→ **TASK DESCRIPTION**: Across the entries below, how many lines include "accent"? Give the number and nothing else.

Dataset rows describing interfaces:
········
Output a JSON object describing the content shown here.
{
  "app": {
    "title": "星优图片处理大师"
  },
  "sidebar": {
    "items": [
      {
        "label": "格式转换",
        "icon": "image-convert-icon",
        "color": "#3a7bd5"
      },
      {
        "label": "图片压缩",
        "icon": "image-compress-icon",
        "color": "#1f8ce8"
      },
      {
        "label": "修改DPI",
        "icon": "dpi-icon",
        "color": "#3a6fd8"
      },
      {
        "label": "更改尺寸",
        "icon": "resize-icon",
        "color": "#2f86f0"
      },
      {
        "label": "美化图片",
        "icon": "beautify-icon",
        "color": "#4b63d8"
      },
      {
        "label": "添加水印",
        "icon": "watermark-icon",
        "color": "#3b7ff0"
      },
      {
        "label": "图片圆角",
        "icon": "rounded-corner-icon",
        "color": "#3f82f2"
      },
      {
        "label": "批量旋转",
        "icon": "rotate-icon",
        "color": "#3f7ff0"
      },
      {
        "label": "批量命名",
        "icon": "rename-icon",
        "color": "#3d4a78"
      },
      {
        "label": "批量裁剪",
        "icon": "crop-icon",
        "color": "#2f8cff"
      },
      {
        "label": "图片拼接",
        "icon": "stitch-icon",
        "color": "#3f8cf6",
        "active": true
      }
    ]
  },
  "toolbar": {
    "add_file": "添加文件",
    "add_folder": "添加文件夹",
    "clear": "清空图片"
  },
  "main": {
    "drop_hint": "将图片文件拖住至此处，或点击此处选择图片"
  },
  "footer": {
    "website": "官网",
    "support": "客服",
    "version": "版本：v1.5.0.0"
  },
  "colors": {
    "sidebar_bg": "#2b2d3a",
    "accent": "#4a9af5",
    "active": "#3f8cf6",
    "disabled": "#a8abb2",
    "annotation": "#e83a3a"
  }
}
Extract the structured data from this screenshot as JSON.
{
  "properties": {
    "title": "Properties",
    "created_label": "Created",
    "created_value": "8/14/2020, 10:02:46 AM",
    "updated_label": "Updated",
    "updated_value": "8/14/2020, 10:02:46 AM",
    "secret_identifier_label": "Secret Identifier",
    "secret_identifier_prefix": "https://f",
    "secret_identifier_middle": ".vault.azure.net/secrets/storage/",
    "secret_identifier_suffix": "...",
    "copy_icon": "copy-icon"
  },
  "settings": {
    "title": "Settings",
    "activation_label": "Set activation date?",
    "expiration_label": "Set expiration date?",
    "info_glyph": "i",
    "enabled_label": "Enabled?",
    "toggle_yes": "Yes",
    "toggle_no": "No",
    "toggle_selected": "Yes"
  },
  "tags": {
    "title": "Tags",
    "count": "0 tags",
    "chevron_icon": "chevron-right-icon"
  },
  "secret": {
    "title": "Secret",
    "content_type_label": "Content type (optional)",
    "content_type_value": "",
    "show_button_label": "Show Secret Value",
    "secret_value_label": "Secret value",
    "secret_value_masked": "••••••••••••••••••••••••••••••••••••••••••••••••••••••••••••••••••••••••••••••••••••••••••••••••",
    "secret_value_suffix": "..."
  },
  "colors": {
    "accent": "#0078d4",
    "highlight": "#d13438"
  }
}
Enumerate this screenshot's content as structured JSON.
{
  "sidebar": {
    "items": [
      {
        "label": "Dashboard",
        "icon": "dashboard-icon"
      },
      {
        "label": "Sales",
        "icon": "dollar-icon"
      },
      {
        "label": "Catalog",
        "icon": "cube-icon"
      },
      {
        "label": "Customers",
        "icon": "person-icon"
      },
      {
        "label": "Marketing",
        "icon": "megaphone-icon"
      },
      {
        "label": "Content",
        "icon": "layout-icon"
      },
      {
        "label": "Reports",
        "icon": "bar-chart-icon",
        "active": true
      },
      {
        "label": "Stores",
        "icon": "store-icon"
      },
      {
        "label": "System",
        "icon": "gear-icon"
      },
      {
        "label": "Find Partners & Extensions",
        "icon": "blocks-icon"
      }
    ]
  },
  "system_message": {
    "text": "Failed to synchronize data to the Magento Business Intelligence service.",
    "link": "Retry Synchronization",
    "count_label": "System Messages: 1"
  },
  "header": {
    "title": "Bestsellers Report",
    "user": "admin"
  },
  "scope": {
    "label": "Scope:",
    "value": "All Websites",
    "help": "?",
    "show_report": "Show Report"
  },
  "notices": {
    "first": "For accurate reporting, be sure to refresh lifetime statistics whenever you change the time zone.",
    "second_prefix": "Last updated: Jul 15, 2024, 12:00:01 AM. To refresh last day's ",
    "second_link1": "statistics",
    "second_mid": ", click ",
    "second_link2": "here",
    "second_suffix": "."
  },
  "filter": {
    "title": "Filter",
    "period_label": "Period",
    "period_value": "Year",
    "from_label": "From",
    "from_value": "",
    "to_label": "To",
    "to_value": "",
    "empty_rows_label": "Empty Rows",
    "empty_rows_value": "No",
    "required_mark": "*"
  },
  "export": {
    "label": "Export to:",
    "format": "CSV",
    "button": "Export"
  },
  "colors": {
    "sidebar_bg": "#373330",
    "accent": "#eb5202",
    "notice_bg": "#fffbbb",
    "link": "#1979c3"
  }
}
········
→ **ANSWER FOR THIS EXERCISE**: 3